    3. Unreconstructed Strom Thurmond Says:

      Yeah, this was about the ultimate in chutzpah. No one ever even *asserted* a basis for suspecting Hatfill. The media said, “He’s guilty, and that’s all you need to know.”

    4. Harry Tuttle Says:

      The best part was spending about a million dollars of goyish tax money on an experiment to prove that just because Hatfield had no sterile laboratory access he might have been able to do the necessary refining in a nearby pond using an upside down serving bowl and rubber gloves. Super Goyim Hatfield didn’t need access to the biological lab where the original crap was grown like Zack the Flack, he made his own high tech bioweapons lab out of a serving bowl and an aquarium while working in water up to his knees for a couple of day.

      These crazee joos, it’s more fun than coming up with new whacky shit to stick in the Talmud.

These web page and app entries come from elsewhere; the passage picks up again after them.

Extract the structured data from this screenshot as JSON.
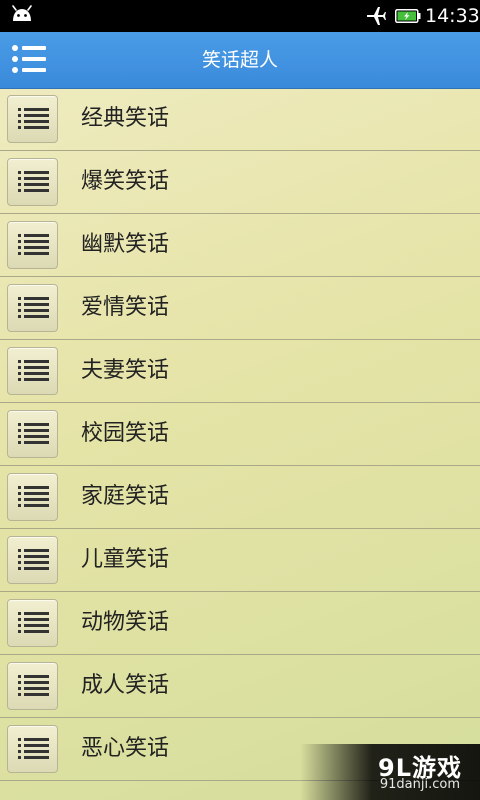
{
  "status_bar": {
    "time": "14:33",
    "icons": [
      "android-icon",
      "airplane-mode-icon",
      "battery-charging-icon"
    ],
    "battery_color": "#45c03a"
  },
  "title_bar": {
    "title": "笑话超人",
    "menu_icon": "menu-list-icon",
    "color": "#3f93e1"
  },
  "categories": [
    {
      "label": "经典笑话",
      "icon": "list-icon"
    },
    {
      "label": "爆笑笑话",
      "icon": "list-icon"
    },
    {
      "label": "幽默笑话",
      "icon": "list-icon"
    },
    {
      "label": "爱情笑话",
      "icon": "list-icon"
    },
    {
      "label": "夫妻笑话",
      "icon": "list-icon"
    },
    {
      "label": "校园笑话",
      "icon": "list-icon"
    },
    {
      "label": "家庭笑话",
      "icon": "list-icon"
    },
    {
      "label": "儿童笑话",
      "icon": "list-icon"
    },
    {
      "label": "动物笑话",
      "icon": "list-icon"
    },
    {
      "label": "成人笑话",
      "icon": "list-icon"
    },
    {
      "label": "恶心笑话",
      "icon": "list-icon"
    }
  ],
  "watermark": {
    "brand": "9L游戏",
    "site": "91danji.com"
  }
}
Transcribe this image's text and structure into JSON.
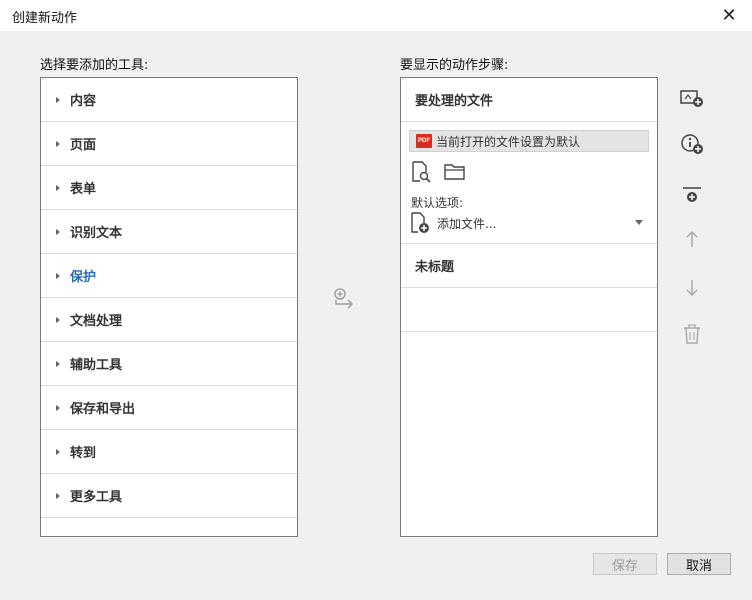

Oh, I forgot, Hatfield could also fly using kabbala words and reverse time.

    5. Able Says:

      Zack was a ROMAN CATHOLIC not a Jew
      who crucified Jesus on the cross.